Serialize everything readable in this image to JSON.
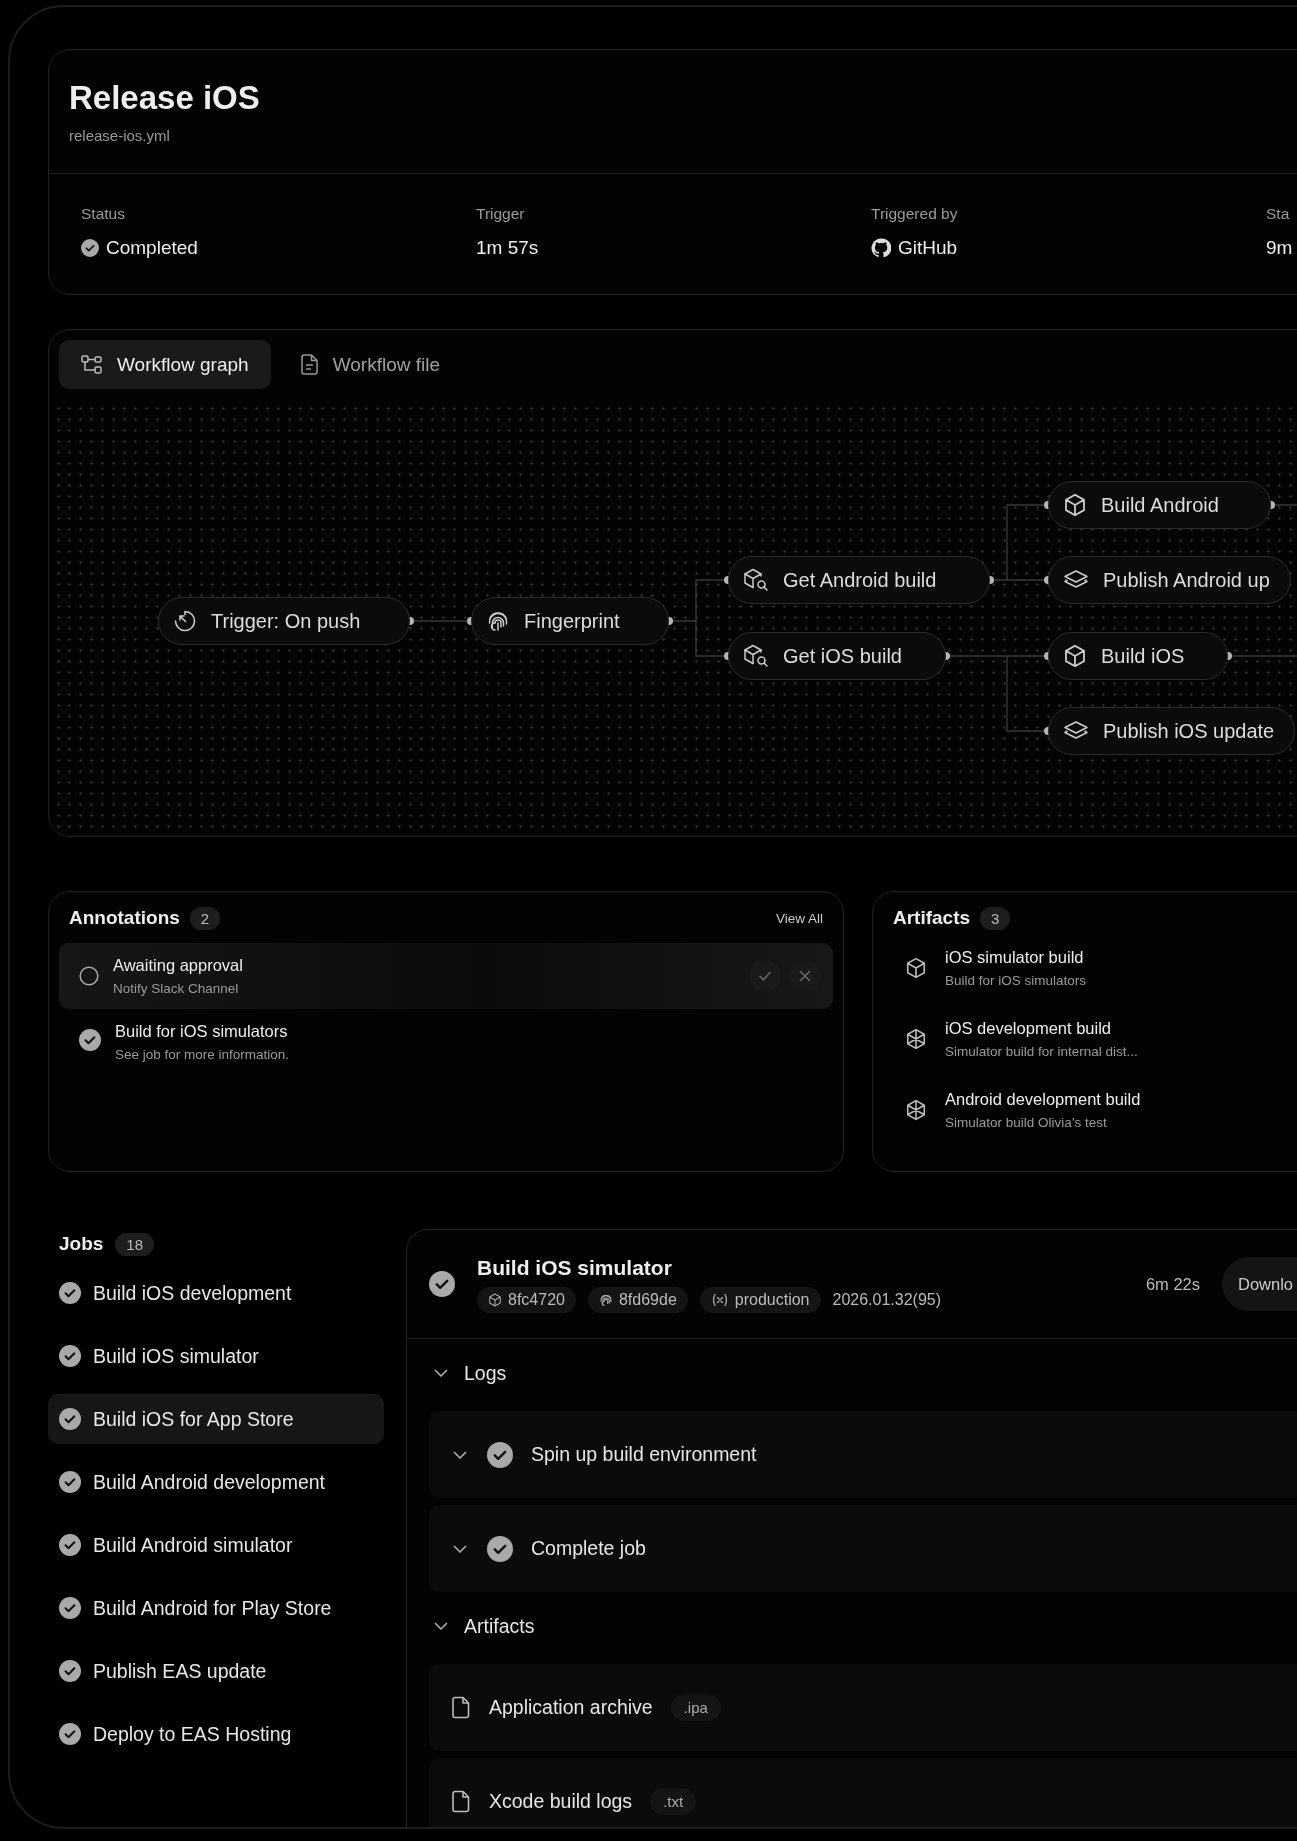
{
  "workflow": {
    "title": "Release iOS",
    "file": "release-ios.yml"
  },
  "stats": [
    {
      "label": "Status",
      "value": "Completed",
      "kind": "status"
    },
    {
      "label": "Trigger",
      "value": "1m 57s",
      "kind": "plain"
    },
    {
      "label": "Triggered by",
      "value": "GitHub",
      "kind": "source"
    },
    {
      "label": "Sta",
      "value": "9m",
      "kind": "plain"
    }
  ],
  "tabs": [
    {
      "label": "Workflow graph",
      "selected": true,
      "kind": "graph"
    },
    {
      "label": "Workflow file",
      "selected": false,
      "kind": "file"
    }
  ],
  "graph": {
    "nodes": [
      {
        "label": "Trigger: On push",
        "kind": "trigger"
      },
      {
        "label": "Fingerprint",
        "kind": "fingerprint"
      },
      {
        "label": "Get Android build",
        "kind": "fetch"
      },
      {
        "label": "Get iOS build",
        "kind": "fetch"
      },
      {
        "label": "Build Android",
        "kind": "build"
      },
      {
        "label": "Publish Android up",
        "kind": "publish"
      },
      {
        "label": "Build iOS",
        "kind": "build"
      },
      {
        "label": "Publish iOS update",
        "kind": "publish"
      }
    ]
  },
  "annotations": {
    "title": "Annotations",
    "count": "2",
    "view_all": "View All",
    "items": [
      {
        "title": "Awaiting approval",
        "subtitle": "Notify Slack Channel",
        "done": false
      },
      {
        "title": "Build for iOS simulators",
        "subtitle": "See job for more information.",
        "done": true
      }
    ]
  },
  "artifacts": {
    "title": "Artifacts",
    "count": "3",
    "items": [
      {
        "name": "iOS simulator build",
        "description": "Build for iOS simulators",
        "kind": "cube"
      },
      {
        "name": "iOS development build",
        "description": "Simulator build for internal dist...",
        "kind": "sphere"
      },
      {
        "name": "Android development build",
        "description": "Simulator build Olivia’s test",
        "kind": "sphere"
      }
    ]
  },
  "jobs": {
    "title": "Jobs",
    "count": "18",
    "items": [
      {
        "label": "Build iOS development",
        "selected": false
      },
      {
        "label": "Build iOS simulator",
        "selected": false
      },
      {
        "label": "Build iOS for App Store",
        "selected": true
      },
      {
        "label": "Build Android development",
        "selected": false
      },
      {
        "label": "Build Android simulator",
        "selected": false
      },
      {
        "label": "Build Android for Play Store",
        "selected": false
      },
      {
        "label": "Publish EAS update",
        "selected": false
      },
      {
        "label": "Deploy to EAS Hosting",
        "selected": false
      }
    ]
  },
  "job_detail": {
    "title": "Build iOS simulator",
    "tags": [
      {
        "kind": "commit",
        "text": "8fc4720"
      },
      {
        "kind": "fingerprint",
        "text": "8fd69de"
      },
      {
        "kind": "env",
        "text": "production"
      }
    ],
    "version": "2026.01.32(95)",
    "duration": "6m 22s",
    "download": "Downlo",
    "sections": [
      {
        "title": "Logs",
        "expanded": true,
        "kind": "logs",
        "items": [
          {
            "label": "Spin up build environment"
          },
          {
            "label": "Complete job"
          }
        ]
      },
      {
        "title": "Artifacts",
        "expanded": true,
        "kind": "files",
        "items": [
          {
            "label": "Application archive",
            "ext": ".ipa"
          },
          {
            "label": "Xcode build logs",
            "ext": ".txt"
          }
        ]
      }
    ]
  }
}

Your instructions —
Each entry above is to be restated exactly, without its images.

Task response —
Serialize everything readable in this image to JSON.
{
  "workflow": {
    "title": "Release iOS",
    "file": "release-ios.yml"
  },
  "stats": [
    {
      "label": "Status",
      "value": "Completed",
      "kind": "status"
    },
    {
      "label": "Trigger",
      "value": "1m 57s",
      "kind": "plain"
    },
    {
      "label": "Triggered by",
      "value": "GitHub",
      "kind": "source"
    },
    {
      "label": "Sta",
      "value": "9m",
      "kind": "plain"
    }
  ],
  "tabs": [
    {
      "label": "Workflow graph",
      "selected": true,
      "kind": "graph"
    },
    {
      "label": "Workflow file",
      "selected": false,
      "kind": "file"
    }
  ],
  "graph": {
    "nodes": [
      {
        "label": "Trigger: On push",
        "kind": "trigger"
      },
      {
        "label": "Fingerprint",
        "kind": "fingerprint"
      },
      {
        "label": "Get Android build",
        "kind": "fetch"
      },
      {
        "label": "Get iOS build",
        "kind": "fetch"
      },
      {
        "label": "Build Android",
        "kind": "build"
      },
      {
        "label": "Publish Android up",
        "kind": "publish"
      },
      {
        "label": "Build iOS",
        "kind": "build"
      },
      {
        "label": "Publish iOS update",
        "kind": "publish"
      }
    ]
  },
  "annotations": {
    "title": "Annotations",
    "count": "2",
    "view_all": "View All",
    "items": [
      {
        "title": "Awaiting approval",
        "subtitle": "Notify Slack Channel",
        "done": false
      },
      {
        "title": "Build for iOS simulators",
        "subtitle": "See job for more information.",
        "done": true
      }
    ]
  },
  "artifacts": {
    "title": "Artifacts",
    "count": "3",
    "items": [
      {
        "name": "iOS simulator build",
        "description": "Build for iOS simulators",
        "kind": "cube"
      },
      {
        "name": "iOS development build",
        "description": "Simulator build for internal dist...",
        "kind": "sphere"
      },
      {
        "name": "Android development build",
        "description": "Simulator build Olivia’s test",
        "kind": "sphere"
      }
    ]
  },
  "jobs": {
    "title": "Jobs",
    "count": "18",
    "items": [
      {
        "label": "Build iOS development",
        "selected": false
      },
      {
        "label": "Build iOS simulator",
        "selected": false
      },
      {
        "label": "Build iOS for App Store",
        "selected": true
      },
      {
        "label": "Build Android development",
        "selected": false
      },
      {
        "label": "Build Android simulator",
        "selected": false
      },
      {
        "label": "Build Android for Play Store",
        "selected": false
      },
      {
        "label": "Publish EAS update",
        "selected": false
      },
      {
        "label": "Deploy to EAS Hosting",
        "selected": false
      }
    ]
  },
  "job_detail": {
    "title": "Build iOS simulator",
    "tags": [
      {
        "kind": "commit",
        "text": "8fc4720"
      },
      {
        "kind": "fingerprint",
        "text": "8fd69de"
      },
      {
        "kind": "env",
        "text": "production"
      }
    ],
    "version": "2026.01.32(95)",
    "duration": "6m 22s",
    "download": "Downlo",
    "sections": [
      {
        "title": "Logs",
        "expanded": true,
        "kind": "logs",
        "items": [
          {
            "label": "Spin up build environment"
          },
          {
            "label": "Complete job"
          }
        ]
      },
      {
        "title": "Artifacts",
        "expanded": true,
        "kind": "files",
        "items": [
          {
            "label": "Application archive",
            "ext": ".ipa"
          },
          {
            "label": "Xcode build logs",
            "ext": ".txt"
          }
        ]
      }
    ]
  }
}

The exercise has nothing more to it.